Recorded information —
________________________

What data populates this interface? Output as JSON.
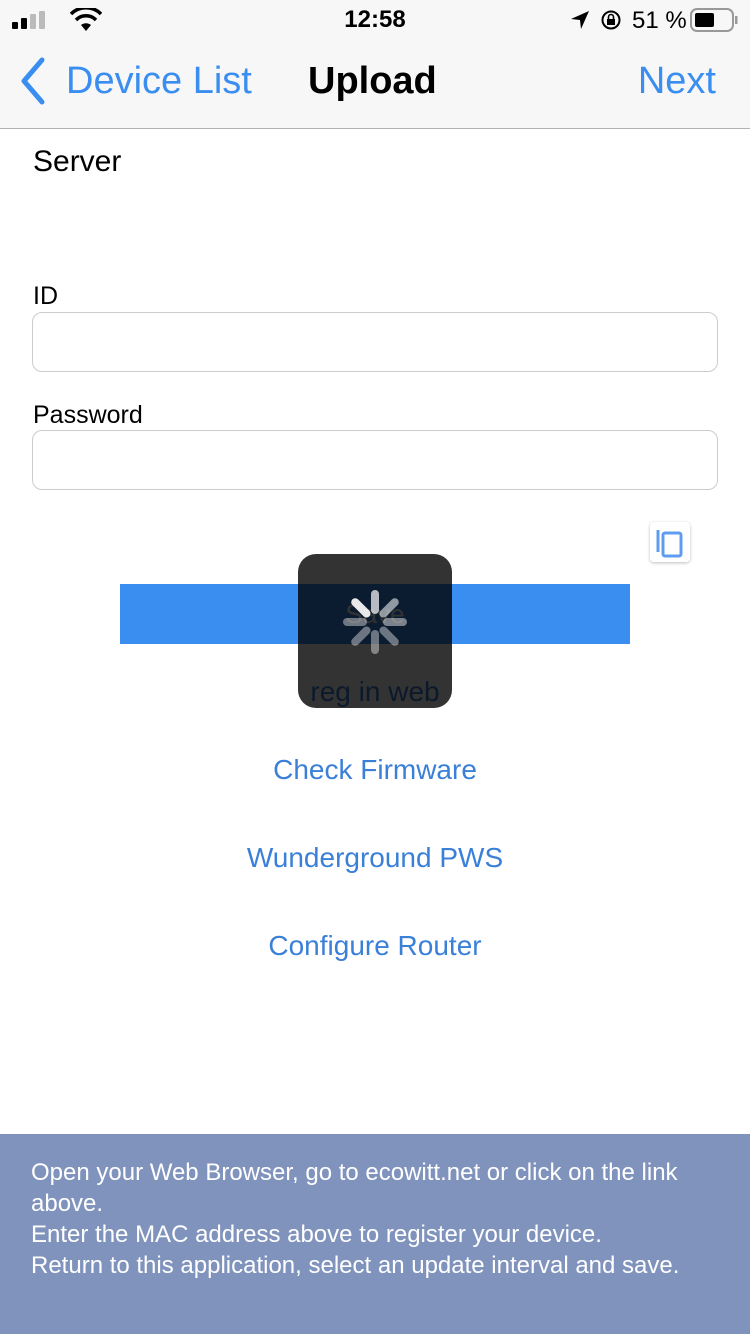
{
  "status": {
    "time": "12:58",
    "battery": "51 %",
    "icons": [
      "signal-icon",
      "wifi-icon",
      "location-icon",
      "rotation-lock-icon",
      "battery-icon"
    ]
  },
  "nav": {
    "back": "Device List",
    "title": "Upload",
    "next": "Next"
  },
  "form": {
    "section": "Server",
    "id_label": "ID",
    "id_value": "",
    "password_label": "Password",
    "password_value": ""
  },
  "save_label": "Save",
  "reg_link": "reg in web",
  "links": [
    "Check Firmware",
    "Wunderground PWS",
    "Configure Router"
  ],
  "footer": [
    "Open your Web Browser, go to ecowitt.net or click on the link above.",
    "Enter the MAC address above to register your device.",
    "Return to this application, select an update interval and save."
  ],
  "colors": {
    "accent": "#3a8ef0",
    "footer": "#8093bd"
  }
}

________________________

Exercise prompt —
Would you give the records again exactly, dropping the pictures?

Answer section —
What data populates this interface? Output as JSON.
{
  "status": {
    "time": "12:58",
    "battery": "51 %",
    "icons": [
      "signal-icon",
      "wifi-icon",
      "location-icon",
      "rotation-lock-icon",
      "battery-icon"
    ]
  },
  "nav": {
    "back": "Device List",
    "title": "Upload",
    "next": "Next"
  },
  "form": {
    "section": "Server",
    "id_label": "ID",
    "id_value": "",
    "password_label": "Password",
    "password_value": ""
  },
  "save_label": "Save",
  "reg_link": "reg in web",
  "links": [
    "Check Firmware",
    "Wunderground PWS",
    "Configure Router"
  ],
  "footer": [
    "Open your Web Browser, go to ecowitt.net or click on the link above.",
    "Enter the MAC address above to register your device.",
    "Return to this application, select an update interval and save."
  ],
  "colors": {
    "accent": "#3a8ef0",
    "footer": "#8093bd"
  }
}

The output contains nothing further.